Imagine that a foreign entity has gotten inside you. At a certain moment in your life, the entity took complete control of your body. It changed your name and appearance, infused you with new abilities, and uprooted you from your place in the world. A few friends and family remain in your life, but they don't seem to notice the change. And actually, you know none of this because the entity has banished your mind to some desolate nether plane. You have effectively become a brain in a vat, one with no connection to any stimuli.
Question: Is the person walking around in the real world still you?
Now let's say your situation changes. People have begun to notice something odd about your old body. Too much silence, too many clipped sentences. They're even starting to question details of your personal history. The entity realizes that people are on to it, so it decides to let you back in. It restores your family name and connections. Instead of controlling your body completely, it simply issues instructions. In many cases, the instructions must be carried out exactly, but in some there is leeway to speak and act in ways not intended by your master.
Consider the question again. Is the person you?
In both cases, I think the answer is obvious. In the first, the person isn't you, but the entity inhabiting your body. In the second, I think you'll agree that the person walking around is you. It may be you under the influence of the entity, but it's still you.
The point of all this, as you may have realized by now, is to illustrate how the switch to a Mass Effect-style protagonist in Dragon Age 2 impacts the relationship between player and PC. In my little thought experiment, the players are the entities - the ones who are no longer adopting another identity, but rather guiding one along. In Dragon Age 2, the player will no longer select the exact words spoken by the PC, but rather pick from a list of short phrases on a dialogue wheel. The fully voiced PC - which, in another switch from the original game, must be a human with the surname of Hawke - then speaks a longer line of dialogue with embellishments (and personality) added.
You may love this or hate it, but you can't deny that it's a major change. It's the difference between being a demon possessing someone's body, and a devil sitting on someone's shoulder. We players get to decide whether we want to sit on a female shoulder or a male shoulder, a mage shoulder or a rogue shoulder, a shoulder that bears the weight of a staff or a sword - but ultimately, that shoulder is not ours.

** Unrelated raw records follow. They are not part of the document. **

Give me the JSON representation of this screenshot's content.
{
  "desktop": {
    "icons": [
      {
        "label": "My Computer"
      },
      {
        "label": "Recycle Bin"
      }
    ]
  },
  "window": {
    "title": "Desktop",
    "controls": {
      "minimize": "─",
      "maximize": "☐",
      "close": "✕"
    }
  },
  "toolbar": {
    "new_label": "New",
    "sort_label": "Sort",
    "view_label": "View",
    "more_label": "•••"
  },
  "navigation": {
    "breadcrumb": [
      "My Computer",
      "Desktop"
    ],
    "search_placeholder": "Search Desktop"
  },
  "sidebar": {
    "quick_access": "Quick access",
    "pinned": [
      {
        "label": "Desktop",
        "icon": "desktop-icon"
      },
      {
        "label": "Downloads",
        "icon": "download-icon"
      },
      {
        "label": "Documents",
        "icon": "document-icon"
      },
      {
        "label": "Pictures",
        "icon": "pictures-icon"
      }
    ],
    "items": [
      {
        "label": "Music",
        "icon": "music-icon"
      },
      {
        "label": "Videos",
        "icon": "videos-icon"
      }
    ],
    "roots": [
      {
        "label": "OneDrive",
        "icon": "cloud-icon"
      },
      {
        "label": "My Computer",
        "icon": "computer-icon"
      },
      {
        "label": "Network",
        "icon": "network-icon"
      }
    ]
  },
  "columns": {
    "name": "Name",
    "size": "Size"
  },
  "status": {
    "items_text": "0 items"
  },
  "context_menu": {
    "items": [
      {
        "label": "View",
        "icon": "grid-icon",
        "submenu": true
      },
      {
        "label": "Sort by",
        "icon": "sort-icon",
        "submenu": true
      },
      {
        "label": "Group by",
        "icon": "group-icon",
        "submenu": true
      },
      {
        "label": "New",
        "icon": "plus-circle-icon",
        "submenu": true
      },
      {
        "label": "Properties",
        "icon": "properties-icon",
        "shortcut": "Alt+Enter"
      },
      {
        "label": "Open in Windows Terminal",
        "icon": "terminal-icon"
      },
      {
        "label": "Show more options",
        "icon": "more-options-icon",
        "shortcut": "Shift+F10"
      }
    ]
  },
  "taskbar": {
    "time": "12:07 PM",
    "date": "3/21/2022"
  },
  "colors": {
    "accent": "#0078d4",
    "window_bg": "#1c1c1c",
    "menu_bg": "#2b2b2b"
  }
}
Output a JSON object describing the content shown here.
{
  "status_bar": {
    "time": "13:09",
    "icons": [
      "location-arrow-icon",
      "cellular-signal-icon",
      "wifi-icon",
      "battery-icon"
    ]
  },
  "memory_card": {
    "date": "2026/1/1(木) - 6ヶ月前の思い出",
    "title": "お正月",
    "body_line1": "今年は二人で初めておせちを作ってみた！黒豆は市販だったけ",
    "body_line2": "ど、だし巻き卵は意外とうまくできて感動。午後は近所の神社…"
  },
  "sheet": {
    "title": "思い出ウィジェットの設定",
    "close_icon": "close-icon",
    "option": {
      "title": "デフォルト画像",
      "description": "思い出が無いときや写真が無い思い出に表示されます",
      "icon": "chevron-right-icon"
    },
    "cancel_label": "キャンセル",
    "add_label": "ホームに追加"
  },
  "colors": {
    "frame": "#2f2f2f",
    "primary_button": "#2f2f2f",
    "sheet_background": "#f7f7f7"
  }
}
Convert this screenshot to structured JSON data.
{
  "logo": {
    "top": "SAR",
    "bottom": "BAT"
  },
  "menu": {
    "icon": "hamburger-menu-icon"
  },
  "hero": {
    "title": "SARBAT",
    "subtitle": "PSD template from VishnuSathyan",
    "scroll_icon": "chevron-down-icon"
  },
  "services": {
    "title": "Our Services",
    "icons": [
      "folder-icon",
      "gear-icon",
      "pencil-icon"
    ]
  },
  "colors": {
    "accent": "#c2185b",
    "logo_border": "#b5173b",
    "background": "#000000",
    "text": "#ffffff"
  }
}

The standard complaint about the Mass Effect approach is that the PC's dialogue doesn't always match what the player intended. This is inevitable, as the phrases on the dialogue wheel are very brief and prone to ambiguity. However, even if the PC's dialogue always matched the player's intent, the fully voiced PC still wouldn't belong to the player. The core issue is the fact that the PC is saying (and doing, to the extent that action takes place in dialogue) things outside of the player's consciousness.
Consider how you might tell a joke in an RPG. In a traditional conversation system, you would see the entire text of the joke as a dialogue option. You might not have ever heard the joke in real life, but seeing it displayed before you pretty accurately simulates the memory of it. It's there, in your head, whether you decide to tell the joke or not.
In the new, Mass Effect approach, you might see something like "Tell joke" on the dialogue wheel. You don't know what the actual joke is about until you select the option. Then you passively listen as the character tells the joke, perhaps cringing if it's a bad one, laughing if it's a good one, or blushing if it's a dirty one. But whatever the reaction, there's a sense of distance between you and the PC, who knows something you don't.
All of this leads to the question of whether Dragon Age 2 even is an RPG. After all, most video games cast you in a particular role, but that doesn't make them roleplaying games. Some would say the defining trait of an RPG is level and stat progression (which Dragon Age 2 has). Others, however, would say it's all about owning your character.
There's an obvious solution here, which is to provide players with a configuration option to display the full text of PC dialogue. However, if Bioware wanted to do that, Dragon Age 2 would have been the perfect release for it. The criticism has been around since the original Mass Effect, and Dragon Age players seem more likely than others to want the old system because it's what they're used to. I could be wrong, but if providing the option wasn't in the plan for Dragon Age 2, I don't see it being added later.
Besides, it's not just about the dialogue wheel. Other changes in Dragon Age 2 point to a different direction for the series - one that's closer to the Mass Effect model than a traditional fantasy roleplaying game. For better or worse, Hawke is the new Shepard, and the player is along for the ride. Let's hope that shoulder is comfortable.